Rating: *** ½


Saturday, April 11, 2009

Death Ship

Like most people (I presume), the bulk of my knowledge of George Kennedy comes from Police Squad! and the Naked Gun movies. As such, it was a fun experience getting to watch him, not only in a horror movie, but as one of the villains.

Not the main villain, though; that honor goes to the title character. This ship is just vicious; after the main characters have their ship wrecked and float on their lifeboat to the main setting, this ship does just about everything to murder them. Originally a nazi ship, as these things often tend to be, it knocks people into its propeller, it drops cranes on them, it possesses their captain (Kennedy) and gets him to attack people; in short, it’s one of the most inventive killers since Freddy Kreuger. And no, I don’t care that this came first.

I will be straight with you – this is not a perfectly made film. There are some noticeable continuity glitches, such as the rather abrupt shifting from day to night and back again. Personally, I’m willing to accept such snafus if the movie is entertaining enough to warrant it. Hell, Evil Dead had that problem, and I love the entire series. Plus, the ship itself just looks amazing, and that does tend to go a pretty long way in horror movies. It’s not really one of the better movies in the HROHFYSSBYD, but it’s still a fun movie, and in no way deserves the crap that seems to frequently gets slung its way (you know, on those rare occasions when anything at all gets slung its way).

One more thing. While this movie is not available yet on DVD (link to VHS below), you can supposedly see the whole movie at the link provided on the Youtube link. I can’t really confirm that at the moment, however, as the site seems to be temporarily on the fritz. Still, if it’s there when you go, be sure to check it out. It’s worth a viewing, at the very least.

Rating: ***
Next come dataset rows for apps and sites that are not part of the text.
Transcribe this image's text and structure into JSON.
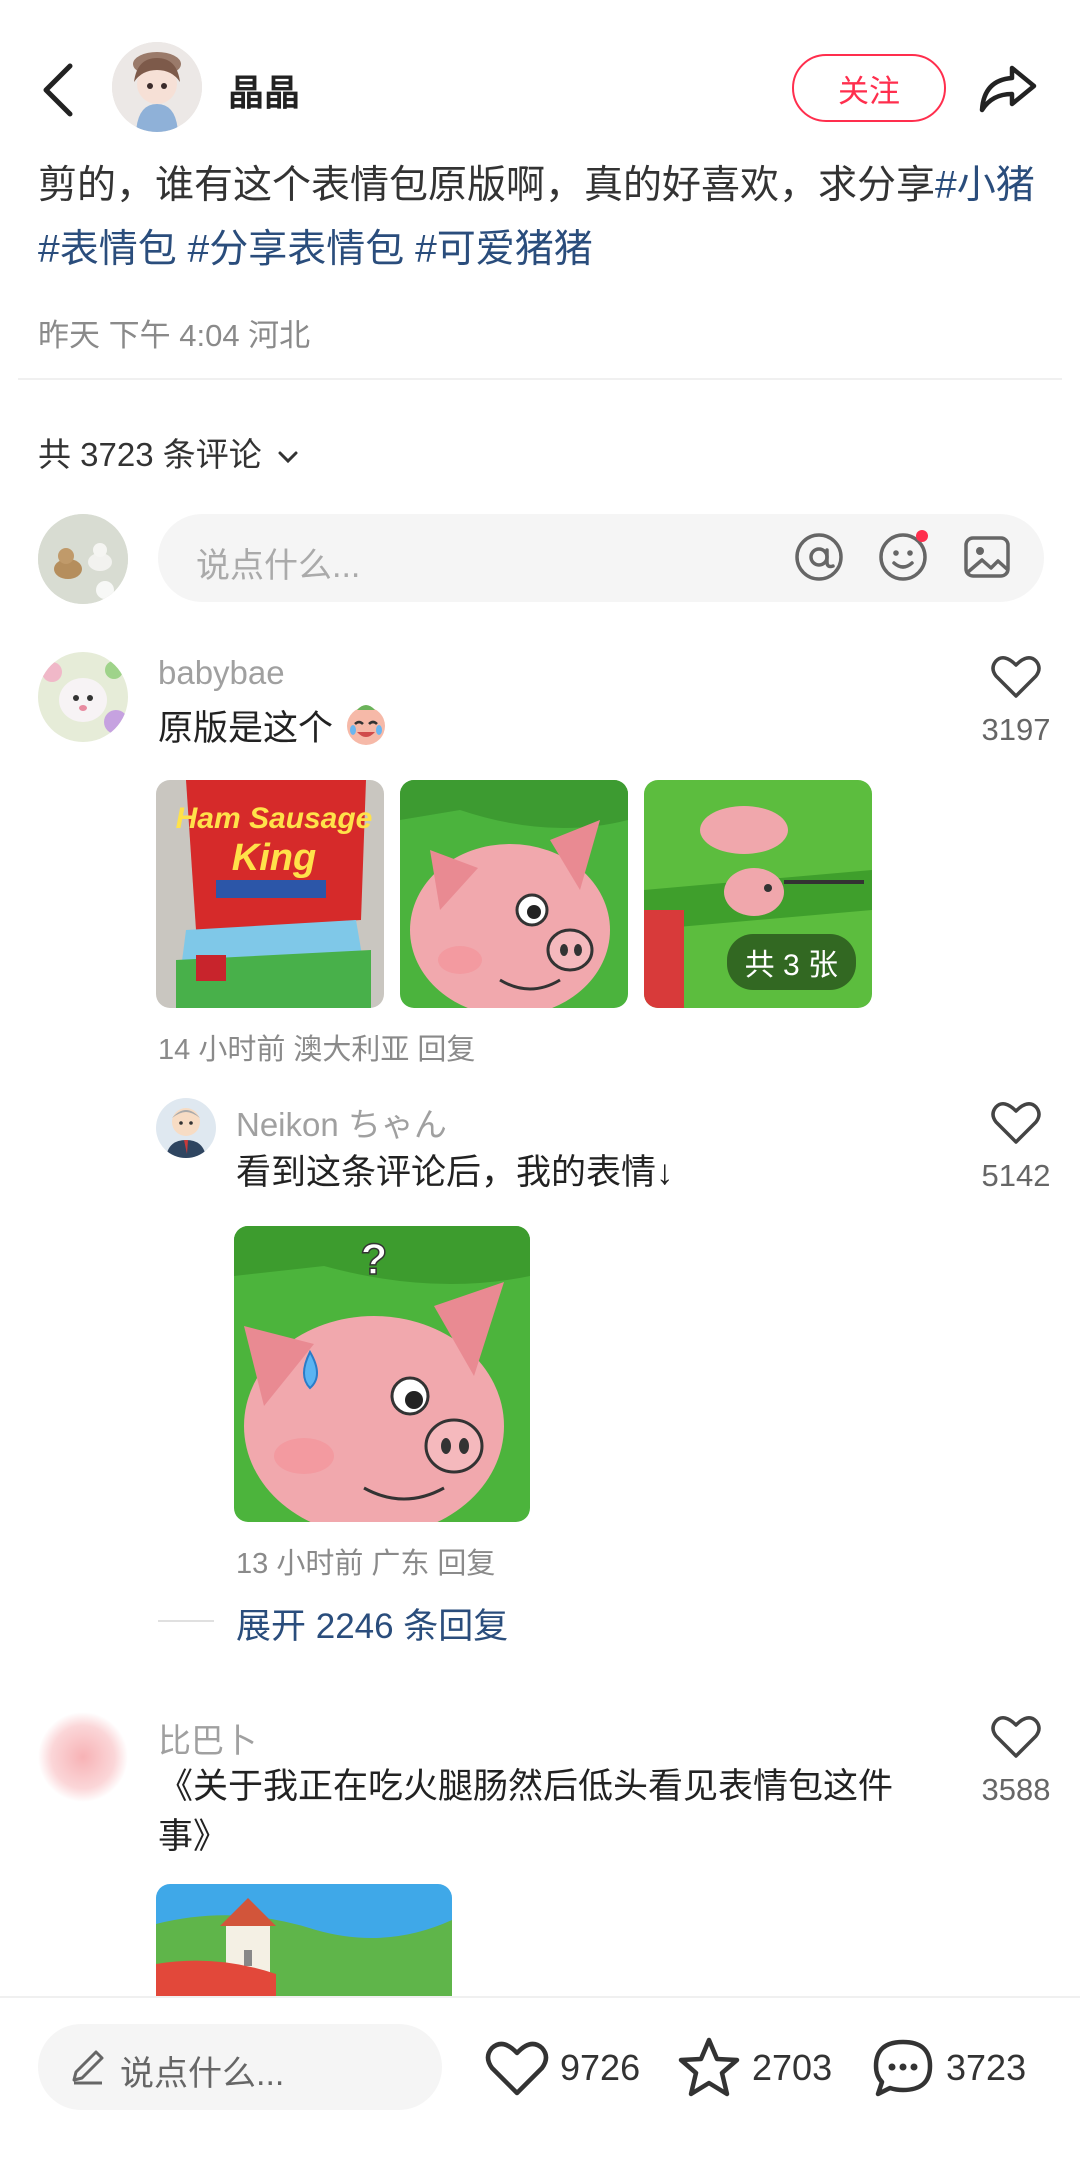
{
  "header": {
    "author_name": "晶晶",
    "follow_label": "关注",
    "back_icon": "back-chevron-icon",
    "share_icon": "share-arrow-icon"
  },
  "post": {
    "text": "剪的，谁有这个表情包原版啊，真的好喜欢，求分享",
    "tags": [
      "#小猪",
      "#表情包",
      "#分享表情包",
      "#可爱猪猪"
    ],
    "meta": "昨天 下午 4:04 河北"
  },
  "comments_header": {
    "count_label": "共 3723 条评论",
    "input_placeholder": "说点什么..."
  },
  "comments": [
    {
      "user": "babybae",
      "text": "原版是这个",
      "likes": "3197",
      "meta": "14 小时前 澳大利亚 回复",
      "images_badge": "共 3 张",
      "images": [
        {
          "name": "ham-sausage-package",
          "label_top": "Ham Sausage",
          "label_bottom": "King"
        },
        {
          "name": "pink-pig-closeup"
        },
        {
          "name": "pig-package-side"
        }
      ]
    },
    {
      "user": "Neikon ちゃん",
      "text": "看到这条评论后，我的表情↓",
      "likes": "5142",
      "meta": "13 小时前 广东 回复",
      "image_mark": "?"
    },
    {
      "user": "比巴卜",
      "text": "《关于我正在吃火腿肠然后低头看见表情包这件事》",
      "likes": "3588"
    }
  ],
  "expand_replies": "展开 2246 条回复",
  "bottom_bar": {
    "placeholder": "说点什么...",
    "likes": "9726",
    "stars": "2703",
    "comments": "3723"
  },
  "colors": {
    "accent_red": "#ff2e4d",
    "tag_blue": "#2a4d7c",
    "muted_gray": "#8a8a8a"
  }
}
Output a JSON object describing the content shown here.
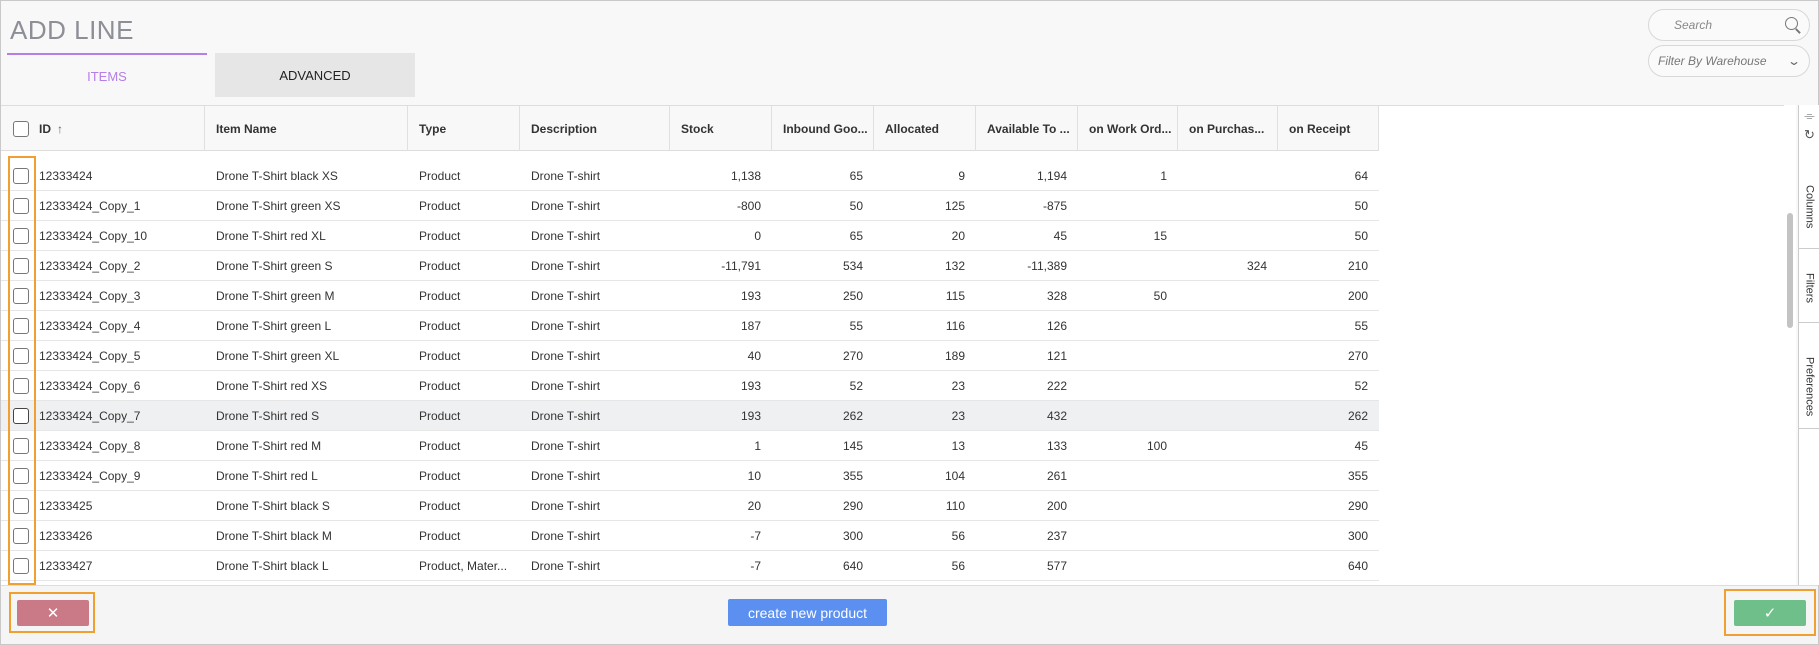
{
  "header": {
    "title": "ADD LINE",
    "tabs": [
      {
        "label": "ITEMS",
        "active": true
      },
      {
        "label": "ADVANCED",
        "active": false
      }
    ],
    "search_placeholder": "Search",
    "warehouse_filter_placeholder": "Filter By Warehouse"
  },
  "grid": {
    "columns": [
      {
        "label": "ID",
        "sort": "ascending"
      },
      {
        "label": "Item Name"
      },
      {
        "label": "Type"
      },
      {
        "label": "Description"
      },
      {
        "label": "Stock"
      },
      {
        "label": "Inbound Goo..."
      },
      {
        "label": "Allocated"
      },
      {
        "label": "Available To ..."
      },
      {
        "label": "on Work Ord..."
      },
      {
        "label": "on Purchas..."
      },
      {
        "label": "on Receipt"
      }
    ],
    "rows": [
      [
        "12333424",
        "Drone T-Shirt black XS",
        "Product",
        "Drone T-shirt",
        "1,138",
        "65",
        "9",
        "1,194",
        "1",
        "",
        "64"
      ],
      [
        "12333424_Copy_1",
        "Drone T-Shirt green XS",
        "Product",
        "Drone T-shirt",
        "-800",
        "50",
        "125",
        "-875",
        "",
        "",
        "50"
      ],
      [
        "12333424_Copy_10",
        "Drone T-Shirt red XL",
        "Product",
        "Drone T-shirt",
        "0",
        "65",
        "20",
        "45",
        "15",
        "",
        "50"
      ],
      [
        "12333424_Copy_2",
        "Drone T-Shirt green S",
        "Product",
        "Drone T-shirt",
        "-11,791",
        "534",
        "132",
        "-11,389",
        "",
        "324",
        "210"
      ],
      [
        "12333424_Copy_3",
        "Drone T-Shirt green M",
        "Product",
        "Drone T-shirt",
        "193",
        "250",
        "115",
        "328",
        "50",
        "",
        "200"
      ],
      [
        "12333424_Copy_4",
        "Drone T-Shirt green L",
        "Product",
        "Drone T-shirt",
        "187",
        "55",
        "116",
        "126",
        "",
        "",
        "55"
      ],
      [
        "12333424_Copy_5",
        "Drone T-Shirt green XL",
        "Product",
        "Drone T-shirt",
        "40",
        "270",
        "189",
        "121",
        "",
        "",
        "270"
      ],
      [
        "12333424_Copy_6",
        "Drone T-Shirt red XS",
        "Product",
        "Drone T-shirt",
        "193",
        "52",
        "23",
        "222",
        "",
        "",
        "52"
      ],
      [
        "12333424_Copy_7",
        "Drone T-Shirt red S",
        "Product",
        "Drone T-shirt",
        "193",
        "262",
        "23",
        "432",
        "",
        "",
        "262"
      ],
      [
        "12333424_Copy_8",
        "Drone T-Shirt red M",
        "Product",
        "Drone T-shirt",
        "1",
        "145",
        "13",
        "133",
        "100",
        "",
        "45"
      ],
      [
        "12333424_Copy_9",
        "Drone T-Shirt red L",
        "Product",
        "Drone T-shirt",
        "10",
        "355",
        "104",
        "261",
        "",
        "",
        "355"
      ],
      [
        "12333425",
        "Drone T-Shirt black S",
        "Product",
        "Drone T-shirt",
        "20",
        "290",
        "110",
        "200",
        "",
        "",
        "290"
      ],
      [
        "12333426",
        "Drone T-Shirt black M",
        "Product",
        "Drone T-shirt",
        "-7",
        "300",
        "56",
        "237",
        "",
        "",
        "300"
      ],
      [
        "12333427",
        "Drone T-Shirt black L",
        "Product, Mater...",
        "Drone T-shirt",
        "-7",
        "640",
        "56",
        "577",
        "",
        "",
        "640"
      ]
    ],
    "hovered_row": 8
  },
  "side_panel": {
    "tabs": [
      "Columns",
      "Filters",
      "Preferences"
    ],
    "icons": [
      "filter-off-icon",
      "refresh-icon"
    ]
  },
  "footer": {
    "cancel_label": "✕",
    "create_label": "create new product",
    "confirm_label": "✓"
  },
  "colors": {
    "accent_tab": "#b57ee8",
    "cancel": "#c97a86",
    "create": "#5b8ff0",
    "confirm": "#6fbf8a",
    "highlight": "#f0a030"
  }
}
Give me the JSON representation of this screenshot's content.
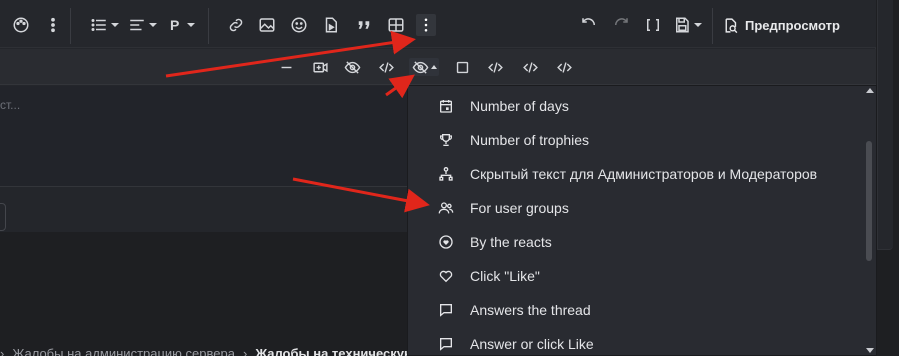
{
  "toolbar": {
    "paragraph_label": "P",
    "preview_label": "Предпросмотр"
  },
  "editor": {
    "placeholder": "ст..."
  },
  "dropdown": {
    "items": [
      {
        "icon": "calendar-icon",
        "label": "Number of days"
      },
      {
        "icon": "trophy-icon",
        "label": "Number of trophies"
      },
      {
        "icon": "hierarchy-icon",
        "label": "Скрытый текст для Администраторов и Модераторов"
      },
      {
        "icon": "users-icon",
        "label": "For user groups"
      },
      {
        "icon": "heart-circle-icon",
        "label": "By the reacts"
      },
      {
        "icon": "heart-outline-icon",
        "label": "Click \"Like\""
      },
      {
        "icon": "comment-icon",
        "label": "Answers the thread"
      },
      {
        "icon": "comment-icon",
        "label": "Answer or click Like"
      }
    ]
  },
  "breadcrumb": {
    "item1": "Жалобы на администрацию сервера",
    "item2": "Жалобы на техническую администрацию"
  },
  "colors": {
    "arrow": "#e0261b",
    "dropdown_bg": "#292b31",
    "toolbar_bg": "#25272c"
  }
}
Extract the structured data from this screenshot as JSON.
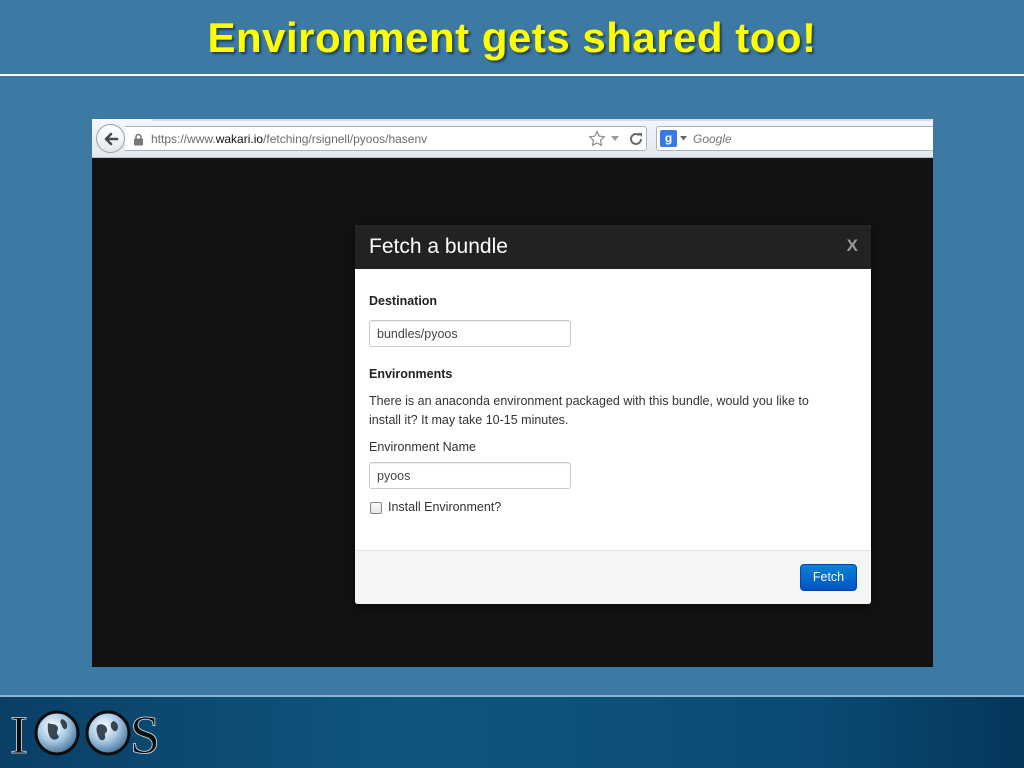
{
  "slide": {
    "title": "Environment gets shared too!"
  },
  "browser": {
    "url_prefix": "https://www.",
    "url_domain": "wakari.io",
    "url_path": "/fetching/rsignell/pyoos/hasenv",
    "search_engine_letter": "g",
    "search_placeholder": "Google",
    "icons": [
      "back-arrow-icon",
      "lock-icon",
      "star-icon",
      "dropdown-icon",
      "reload-icon",
      "google-icon"
    ]
  },
  "modal": {
    "title": "Fetch a bundle",
    "close_label": "X",
    "destination_label": "Destination",
    "destination_value": "bundles/pyoos",
    "environments_label": "Environments",
    "description_line1": "There is an anaconda environment packaged with this bundle, would you like to",
    "description_line2": "install it? It may take 10-15 minutes.",
    "env_name_label": "Environment Name",
    "env_name_value": "pyoos",
    "install_checkbox_label": "Install Environment?",
    "install_checked": false,
    "fetch_button": "Fetch"
  },
  "logo": {
    "text": "IOOS"
  },
  "colors": {
    "slide_bg": "#3d7aa3",
    "title": "#ffff00",
    "modal_header": "#222222",
    "primary_button": "#0a6fd1"
  }
}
Saturday, April 4, 2009

The Deadly Spawn

If there’s ever a low budget monster Hall of Fame, the creatures from the Deadly Spawn absolutely deserve to be among the first inductees. On a budget of roughly twenty five grand, Douglas McKeown and company crafted some of the greatest looking monsters in film history, easily besting the lame CG monsters we often get in films today. Seriously, go check out, say, the monsters from the Underworld movies, and then come to this film, and tell me which look better to you.

This is a good thing, since the film operates on more of a premise than a plot. The story: aliens crash on earth, initially looking like large tadpoles with lots of teeth, and just growing more and more the longer they stay on the planet. Enter a small, relatively peaceful New Jersey family, whose cellar the alien fiends set up shop in, and who wind up getting chewed on a lot. The End.

So yeah, on paper it doesn’t really look like anything particularly special, but it’s simply a very fun, fairly gory 80s monster movie, in the grand tradition of the old 50s monster movies. The main character is a young kid, raised on such movies, who creates his own monster masks and is surprisingly well-equipped to deal with this onslaught. Somewhat less well-equipped are the boy’s parents, but hey, someone had to get eaten, right?

The eating, by the way, is easily the best part of the film, as it should be. Most movies like this, the actual violence is almost non-existent, or looks like shit. Not here. These bastards go around eating people’s heads, invading a vegetarian party full of old ladies (one of the best set-pieces in all of horrordom), and making blood splash all over the damn place. It is pure, unadulterated mayhem, and even though McKeown never went on to make anything else, this film shows he could easily have hung with horror standards like Craven or Hooper, had he wanted.

Rating: ***